Results

$I^2$ (A)       Current in magnetic field (A)   Anode potential difference (V)
0.04                                 0.2                                                    1500
0.0625                            0.25                                                  2000
0.09                                 0.3                                                    2500
0.1225                             0.35                                                  3000
0.16                                  0.4                                                    4000
0.2025                            0.45                                                  5000

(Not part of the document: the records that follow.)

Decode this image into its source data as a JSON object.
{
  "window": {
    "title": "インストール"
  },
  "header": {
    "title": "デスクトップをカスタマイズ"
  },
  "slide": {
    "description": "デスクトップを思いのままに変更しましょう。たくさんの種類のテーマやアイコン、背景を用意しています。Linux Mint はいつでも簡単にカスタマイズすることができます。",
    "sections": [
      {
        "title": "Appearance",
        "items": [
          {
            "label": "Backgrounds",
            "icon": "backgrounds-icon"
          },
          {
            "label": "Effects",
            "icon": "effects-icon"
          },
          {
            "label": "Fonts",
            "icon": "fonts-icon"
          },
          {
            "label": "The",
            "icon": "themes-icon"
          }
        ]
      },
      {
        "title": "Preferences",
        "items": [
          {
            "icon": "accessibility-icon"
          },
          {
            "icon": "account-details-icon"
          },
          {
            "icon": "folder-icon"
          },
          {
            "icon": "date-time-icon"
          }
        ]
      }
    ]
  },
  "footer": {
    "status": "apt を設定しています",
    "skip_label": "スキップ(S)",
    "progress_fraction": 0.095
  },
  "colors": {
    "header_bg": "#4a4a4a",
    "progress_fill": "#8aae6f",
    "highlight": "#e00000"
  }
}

Therefore $slope = 5*10^{-5}$. We find $(e/m)$ using  $em = ΔVa1.81*10-7(I^2) C/Kg$.
Error percentage is the absolute value of the next equation:
(estimated value – actual value / actual value )* 100 %

Anode potential difference <V>     Current in magnetic field <A>  $I^2$      (e/m) <C/kg>              Error

1500                                           0.2                                        0.04          $2.07182*10^{11}$                  18%
2000                                          0.25                                      0.0625       $1.76796*10^{11}$                 0%
2500                                          0.3                                        0.09            $1.53468*10^{11}$                13%
3000                                          0.35                                      0.1225        $1.35303*10^{11}$                23%
4000                                          0.4                                        0.16            $1.38122*10^{11}$                 22%
5000                                          0.45                                      0.2025       $1.36416*10^{11}$                 22%

Finding the effective charge (e/m) using the slope:
$Slope = 11.81*10^{-7}(e/m)$
$5*10^{-5} = 11.81*10^{-7}(e/m)$
$(5*10^{-5})*(1.81*10^{-7}) (e/m) = 1$
$(9.05*10^{-12}) (e/m) = 1$
$e/m = 19.05*10^{-12}$    or   $e/m = 1.1*10^{11} C/Kg$
$Error =1.1*10^{11}- (1.76*10^{11})(1.76*10^{11}) *100 = 37%$

Discussion

Results show that there was a big difference between the values of the effective charge (e/m). There were some gaps between the curtains and the light of the next room found a way through to our room. This could be the main reason because the electron beam was really hard to be observed. This explains why there was a big error percentage.

Conclusion

This experiment showed that the charge to mass ratio was measured by balancing the electric and magnetic forces acting on an electron. The charge to mass ratio for electron was found as:  $e/m = 1.1*10^{11}$  which is different from the accepted value of $1.76*10^{11}$ and that was explained in the discussion part.

References

Applied physics laboratory (photoelectric effect): Measurement module, University of South Australia, School of Electrical & Information Engineering (Applied Physics)

Giancoli, D 2005, Physics Principles With Applications, Pearson Education, United States of America.
http://physics.nist.gov/cgi-bin/cuu/Value?me
http://www-outreach.phy.cam.ac.uk/camphy/electron/electron_exp.htm